Break out your state map (or GPS) and plan some trips to visit places around Massachusetts related to literature. You can use the resource to plan visits to museums like the home of Louisa May Alcott (Concord) or the House of Seven Gables (Salem) or The Mount, Edith Wharton’s home in Lenox. You can also explore the deep and rich history of African American authors in the state, from the Underground Railroad site in New Bedford, where Frederick Douglass settled for awhile, to Malcom X’s Roxbury home, to the home site of W.E.B. DuBois in Great Barrington, as well as his residence on Flagg St in Cambridge. He lived in the latter while attending Harvard, as he was not permitted a dormitory space on campus. While this resource is targeted at sites in Massachusetts, check out your own state’s Center for the Book to see if they have something similar.

Journal Targeter (JOT)

Created by the Townsend Lab at Yale University’s School of Public Health, this is another tool to help authors find the most appropriate journals to submit manuscripts for publication. Users enter the title, abstract, and references for their paper into the service and it generates a list of matches to pursue. This isn’t an uncommon question in my library, so tools like this are always helpful to recommend.

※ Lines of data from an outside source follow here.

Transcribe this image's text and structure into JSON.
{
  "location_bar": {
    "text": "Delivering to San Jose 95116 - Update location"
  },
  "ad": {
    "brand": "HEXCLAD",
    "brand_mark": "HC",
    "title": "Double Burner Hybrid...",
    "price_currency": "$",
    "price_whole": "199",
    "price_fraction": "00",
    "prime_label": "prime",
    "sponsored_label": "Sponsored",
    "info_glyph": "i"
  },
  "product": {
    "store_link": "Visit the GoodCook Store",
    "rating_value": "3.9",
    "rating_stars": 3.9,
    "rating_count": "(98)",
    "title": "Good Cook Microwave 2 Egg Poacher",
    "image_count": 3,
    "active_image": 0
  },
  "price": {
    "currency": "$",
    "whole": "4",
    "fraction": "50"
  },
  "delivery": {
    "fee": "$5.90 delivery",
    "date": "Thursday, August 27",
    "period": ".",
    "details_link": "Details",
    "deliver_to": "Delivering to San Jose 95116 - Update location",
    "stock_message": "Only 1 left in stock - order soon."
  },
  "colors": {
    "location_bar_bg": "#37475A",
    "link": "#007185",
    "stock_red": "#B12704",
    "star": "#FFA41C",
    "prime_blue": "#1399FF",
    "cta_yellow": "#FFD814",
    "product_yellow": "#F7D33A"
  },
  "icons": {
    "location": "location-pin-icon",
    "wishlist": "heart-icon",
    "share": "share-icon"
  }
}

The American Chemical Society’s Guide to Scholarly Communication

This resource from the ACS is filled with great information on scientific communication, scientific writing and publishing, peer review, data management, style conventions, graphics (many towards chemistry, of course), and an important chapter on inclusivity. This most recent chapter presents guidelines on writing and presenting related to age, disabilities and health conditions, gender and sexuality, diversity and inclusion, accessibility, socioeconomic status, and more. Another one I’ve bookmarked for easy reference in the future.

Cookie Monster’s Real Name is Sid

Not that you want to skip any of this, but if you scroll to the 7 minute mark, you’ll see!

A Question

What does anyone ever really get out of denying people the opportunity to read?